Turning Stability in Individuals With Parkinson Disease.

Research paper by David D Conradsson, Caroline C Paquette, Erika E Franzén

Indexed on: 24 Aug '18Published on: 24 Aug '18Published in: Journal of neurologic physical therapy : JNPT
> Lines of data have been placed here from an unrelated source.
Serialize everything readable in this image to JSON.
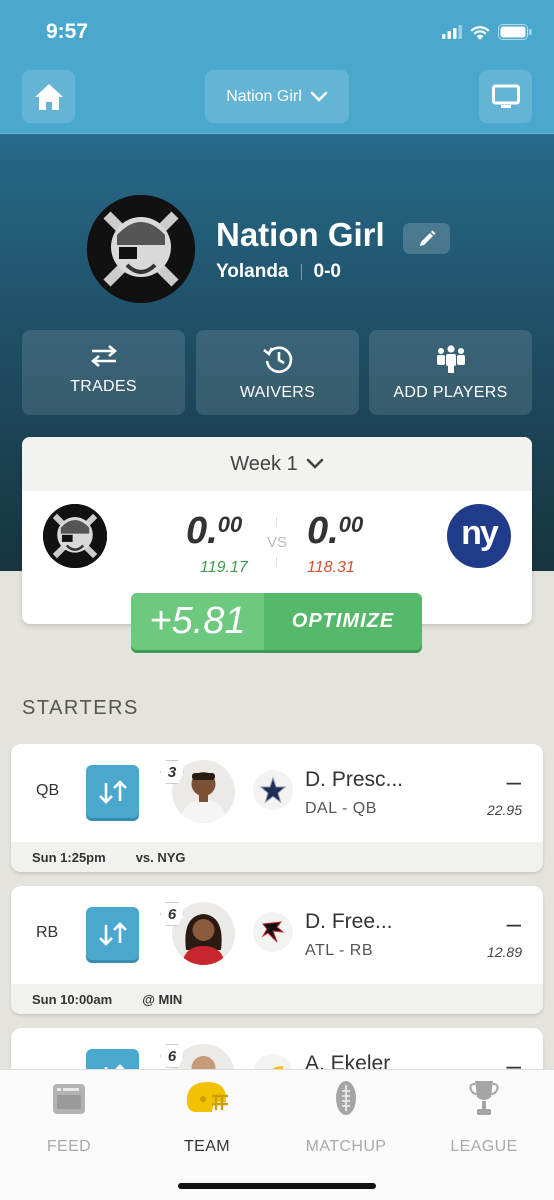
{
  "status_bar": {
    "time": "9:57"
  },
  "top_nav": {
    "team_selector": "Nation Girl"
  },
  "team": {
    "name": "Nation Girl",
    "owner": "Yolanda",
    "record": "0-0"
  },
  "actions": [
    {
      "label": "TRADES",
      "icon": "swap-arrows-icon"
    },
    {
      "label": "WAIVERS",
      "icon": "clock-history-icon"
    },
    {
      "label": "ADD PLAYERS",
      "icon": "group-icon"
    }
  ],
  "matchup": {
    "week": "Week 1",
    "vs": "VS",
    "home": {
      "score_main": "0.",
      "score_dec": "00",
      "projected": "119.17"
    },
    "away": {
      "score_main": "0.",
      "score_dec": "00",
      "projected": "118.31",
      "logo_text": "ny"
    }
  },
  "optimize": {
    "delta": "+5.81",
    "label": "OPTIMIZE"
  },
  "starters_title": "STARTERS",
  "starters": [
    {
      "pos": "QB",
      "rank": "3",
      "name": "D. Presc...",
      "team_pos": "DAL - QB",
      "score": "–",
      "projected": "22.95",
      "game_time": "Sun 1:25pm",
      "opponent": "vs. NYG"
    },
    {
      "pos": "RB",
      "rank": "6",
      "name": "D. Free...",
      "team_pos": "ATL - RB",
      "score": "–",
      "projected": "12.89",
      "game_time": "Sun 10:00am",
      "opponent": "@ MIN"
    },
    {
      "pos": "",
      "rank": "6",
      "name": "A. Ekeler",
      "team_pos": "",
      "score": "–",
      "projected": "",
      "game_time": "",
      "opponent": ""
    }
  ],
  "tabs": [
    {
      "label": "FEED",
      "icon": "feed-icon"
    },
    {
      "label": "TEAM",
      "icon": "helmet-icon"
    },
    {
      "label": "MATCHUP",
      "icon": "football-icon"
    },
    {
      "label": "LEAGUE",
      "icon": "trophy-icon"
    }
  ],
  "colors": {
    "primary": "#4aa8cf",
    "optimize_green": "#56b86a",
    "projected_up": "#3e9b4f",
    "projected_down": "#d35230",
    "giants_blue": "#1f3b8a"
  }
}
Although instability during turning is a disabling feature of Parkinson disease (PD), little is known about the associated postural characteristics. Our goals were to compare turning stability between individuals with PD and healthy individuals and to investigate whether dopaminergic medication improves turning stability. Nineteen older adults with mild to moderate PD and 19 healthy individuals walked straight or walked and turned 180° to the right or left. The turning direction was visually cued before (preplanned) or during (unplanned) straight walking. Participants with PD were assessed off and on medication. As a proxy for mediolateral stability, we calculated the difference between pelvis lateral displacement and the lateral edge of the support base. While healthy individuals regulated mediolateral stability in a steady-state manner during turning, mediolateral stability in PD was reduced for crossover steps (narrow steps by the foot contralateral to the turning direction) and increased for side steps (widening steps by the foot ipsilateral to the turning direction) (P ≤ 0.008). Individuals with PD turned with narrower step width (P ≤ 0.024) and smaller pelvis displacement than healthy individuals (P ≤ 0.002). Dopaminergic medication only improved mediolateral stability while using side steps to initiate unplanned turns (P < 0.001). Turning stability was compromised in PD, but only for crossover steps with a narrow support base. As dopaminergic medication showed limited effect on turning stability, rehabilitation plays an important role to promote safe turning strategies with a specific emphasis on sustainment of a wide support base.Video Abstract available for more insights from the authors (see Video, Supplemental Digital Content 1, available at: http://links.lww.com/JNPT/A236).